Andreas Karl (Andrew Carl) Schrauger was born about 1656. His last name has also been spelled as Schrager and Schraeger in various documents. He and his family were among the first wave of Palatine Mennonites to leave for Pennsylvania.
Andrew married Barbara Hendricks about 1680 in Germany. Andrew and Barbara had two children: Elizabeth and Catharina.
There were several Mennonite households in the first party of 852 Palatine migrants who arrived from Rotterdam and were enumerated at St. Catharine’s Parish in London, England, on 6 May 1709. The names of the heads of these households, as written in that document, were Henry Kolb, Gerhard Clemens, Jacob Volweider, Arnold Kolb (single), Jacob Wismar, Andrew Hubscher, Andrew Schrager, Mark Oberholtzer, George Adam Hoherluth, John Bien (single), Anna Eschelmann, and Christina Bauer (single).
In a letter that Pennsylvania founder and proprietor William Penn wrote from London on 26 June 1709 to James Logan, his agent in Philadelphia, he wrote: "Herewith come the Palatines, whom use with tenderness and love, and fix them so that they may send over an agreeable character; for they are a sober people, divers Mennonites – and will neither swear not fight. See that Guy has used them well."
The Schraugers were among the eight families whose transport to America had been partially financed by the Quaker community in London. Mr. Guy, to whom Penn refers, was the master of the ship on which these Palatine Mennonites were transported to Pennsylvania. Penn’s letter accompanied these settlers, and was to be delivered to Logan upon the arrival of the ship in Philadelphia. When the passengers disembarked they did not remain in Philadelphia, however, but "located at Skippack", thirty miles northwest of Philadelphia. Penn’s wish that these travelers be treated well and be settled in a good location, "so that they may send over an agreeable character," would seem to mean that he hoped that they would send back to Europe an "agreeable" description of Pennsylvania. This would then provide Penn with more settlers like them.
On the boat lists, Andrew Schrager was listed as a farmer age 53 with two daughters, aged 23 and 20. Michael Ziegler, age 25, a Lutheran, was also with them. Michael Ziegler was engaged to Catharine Schrager, Andrew Schrager's eldest daughter (Click here to read about the Zieglers).

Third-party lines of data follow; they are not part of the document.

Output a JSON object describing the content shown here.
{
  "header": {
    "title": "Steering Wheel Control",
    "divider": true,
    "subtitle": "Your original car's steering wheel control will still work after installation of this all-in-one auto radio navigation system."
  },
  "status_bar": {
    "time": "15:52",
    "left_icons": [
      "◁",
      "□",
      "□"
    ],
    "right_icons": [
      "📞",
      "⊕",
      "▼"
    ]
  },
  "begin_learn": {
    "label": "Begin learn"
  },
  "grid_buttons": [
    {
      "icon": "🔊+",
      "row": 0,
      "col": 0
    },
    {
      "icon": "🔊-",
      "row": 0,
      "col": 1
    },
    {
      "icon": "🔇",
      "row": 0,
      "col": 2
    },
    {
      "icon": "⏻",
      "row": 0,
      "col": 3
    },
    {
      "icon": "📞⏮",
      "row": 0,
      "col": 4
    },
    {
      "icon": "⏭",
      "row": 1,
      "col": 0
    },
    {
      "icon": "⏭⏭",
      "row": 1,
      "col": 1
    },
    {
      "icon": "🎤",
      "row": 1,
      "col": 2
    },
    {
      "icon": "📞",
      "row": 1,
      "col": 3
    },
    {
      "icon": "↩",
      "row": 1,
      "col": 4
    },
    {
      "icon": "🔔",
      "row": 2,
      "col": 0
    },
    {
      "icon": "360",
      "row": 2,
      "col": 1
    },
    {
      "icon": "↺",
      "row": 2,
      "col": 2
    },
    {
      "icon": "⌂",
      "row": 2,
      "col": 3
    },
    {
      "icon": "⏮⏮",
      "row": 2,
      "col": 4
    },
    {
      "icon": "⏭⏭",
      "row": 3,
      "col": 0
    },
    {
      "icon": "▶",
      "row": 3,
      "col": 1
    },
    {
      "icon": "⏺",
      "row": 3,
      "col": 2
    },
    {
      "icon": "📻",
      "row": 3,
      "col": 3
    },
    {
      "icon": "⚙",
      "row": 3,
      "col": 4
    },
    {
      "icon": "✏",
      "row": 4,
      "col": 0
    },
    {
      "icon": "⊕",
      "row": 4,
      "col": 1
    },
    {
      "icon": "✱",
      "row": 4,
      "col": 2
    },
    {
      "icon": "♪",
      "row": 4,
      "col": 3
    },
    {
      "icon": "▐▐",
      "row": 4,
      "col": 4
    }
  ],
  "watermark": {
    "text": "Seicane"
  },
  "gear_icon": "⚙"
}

Before the year 1713, settlers had begun to occupy the country along the Skippack Creek, then known as Bebber's Township or tract. It then began to be believed that it was necessary to have a central public highway leading to the northwest that would answer better than the crooked, winding paths through the woods and in places over almost impassable swamps. Accordingly, a petition was drawn up and presented to the Court of Quarter Sessions, held in Philadelphia, 2 June 1713. Andrew was one of thirty signers of the petition.

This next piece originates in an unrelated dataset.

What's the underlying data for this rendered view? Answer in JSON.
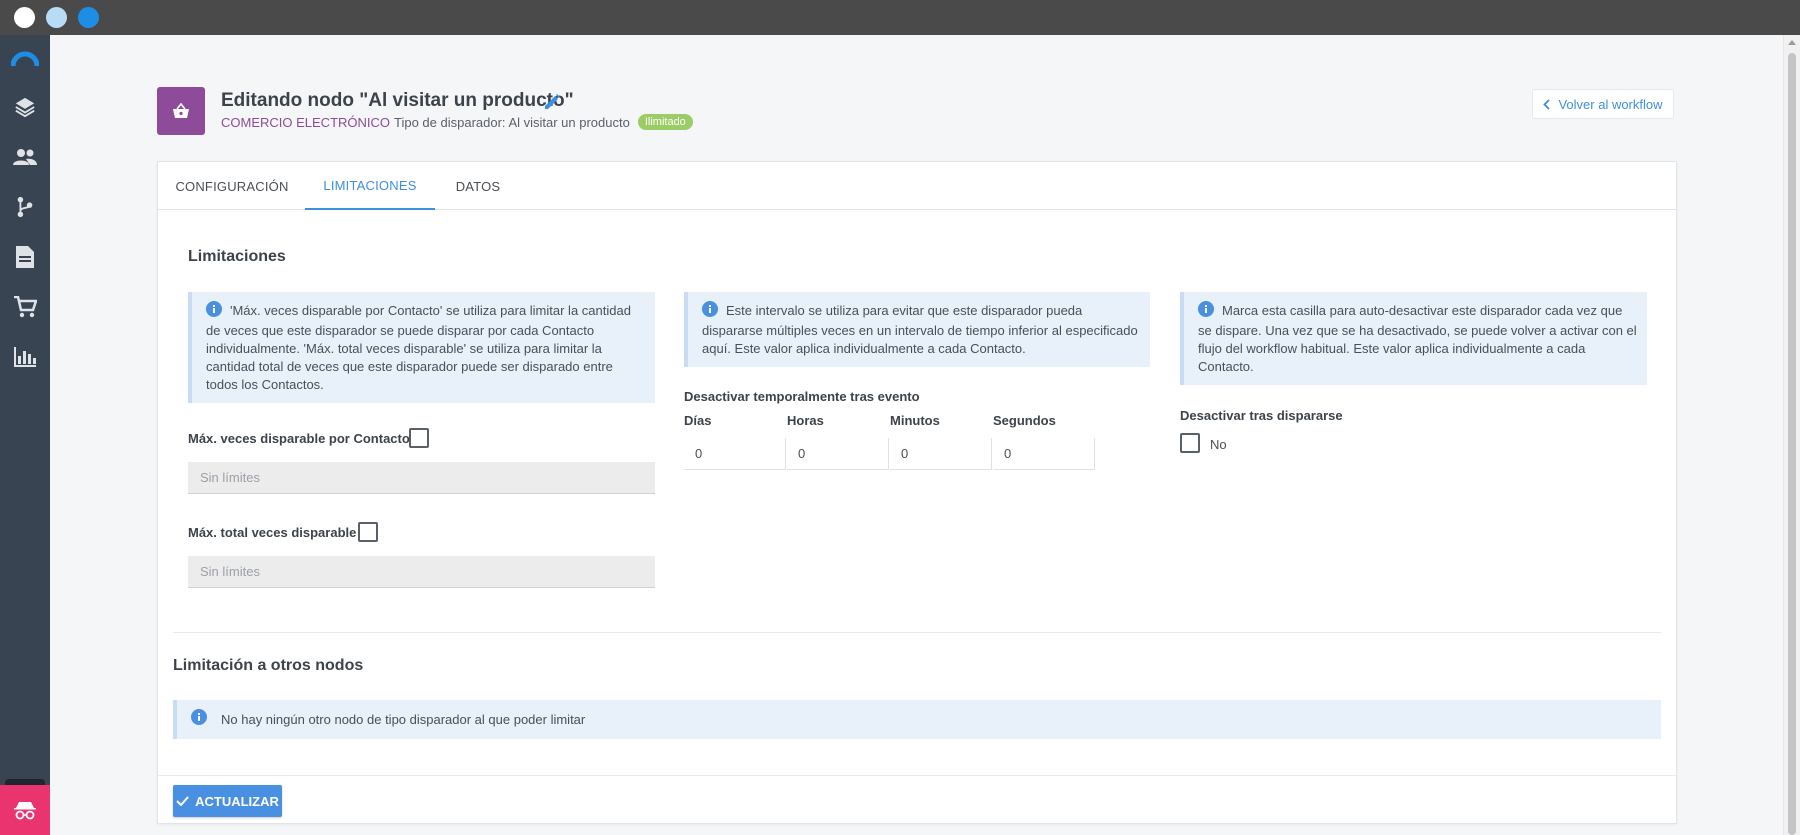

The road was surveyed in August, confirmed the following March by the court, and the supervisors directed to have it speedily opened. It was the earliest highway opened in the Skippack and Perkiomen region and known as the Skippack Road (modern day route 73). It was used several times upon very important occasions during the American Revolution by George Washington and his army.